mass and momentum for water and ice flow during jam formation and breakup.
The integral equations are then discretized as finite-difference equations, approxi-
mating the conservation laws in their integral form. The equations are expressed in
terms of four dependent variables that fully describe the flow, as shown in Figure
23, namely the velocities of the ice cover and under-ice water flow (υ and u, respec-
tively), the ice cover thickness (η), and the under-ice water depth (d). All four vari-
ables are functions of time and space. The equations are derived first in a general
form, and then simplified in accordance with the assumptions listed below. Addi-
tional simplifications for certain flow conditions are discussed subsequently.
The assumptions made in developing the equations for water and ice flow
include the usual St. Venant assumptions for one-dimensional flows (e.g., Cunge et
al. 1980) are as follows:
Flow is one-dimensional, with velocity uniform across each cross section, and
water level horizontal at each cross section.
Streamline curvature is small and vertical accelerations are negligible, so that
pressure distribution is hydrostatic.
The effects of turbulence and boundary friction can be accounted for through
resistance laws identical to those used for steady-state flow.
Average channel-bed slope is small so that the cosine of the angle it makes

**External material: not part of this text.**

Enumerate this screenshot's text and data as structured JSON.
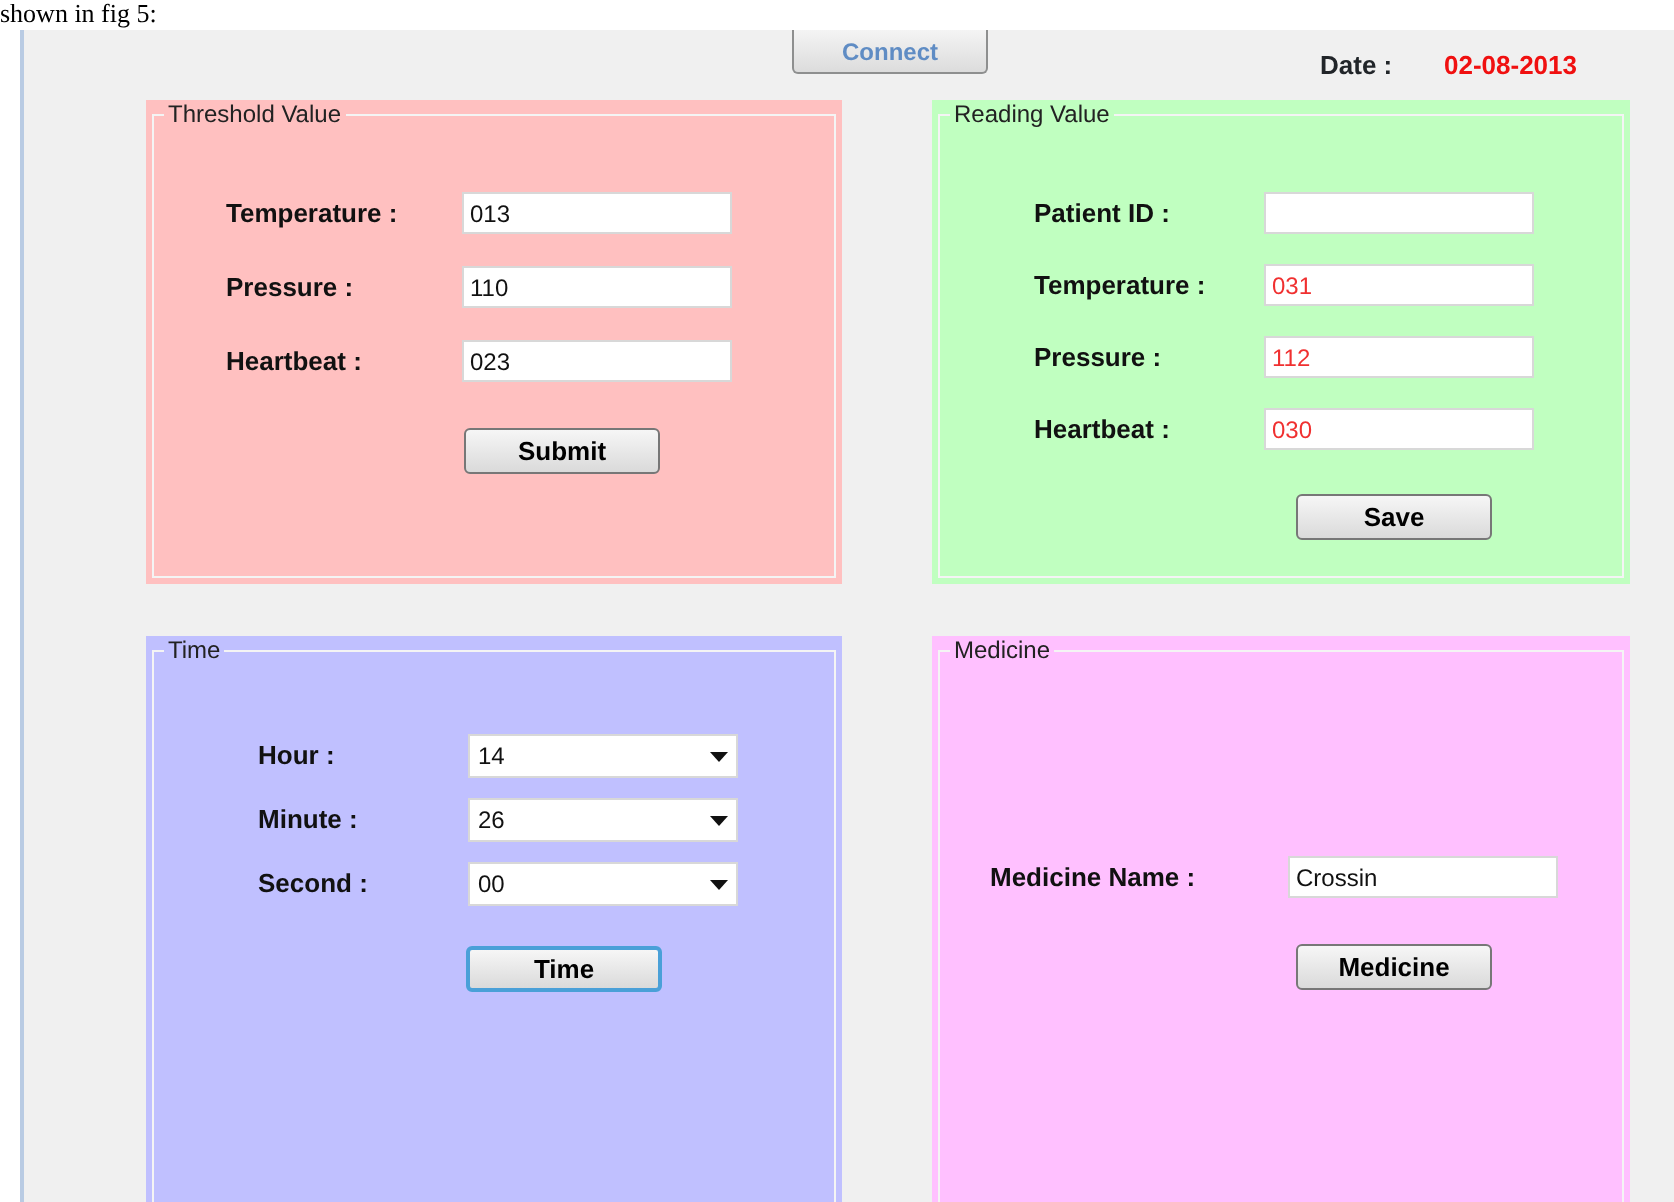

with the horizontal may be taken as unity. (This assumption is valid for bed
slopes to about 0.01.)
Figure 23. Ice and water flow.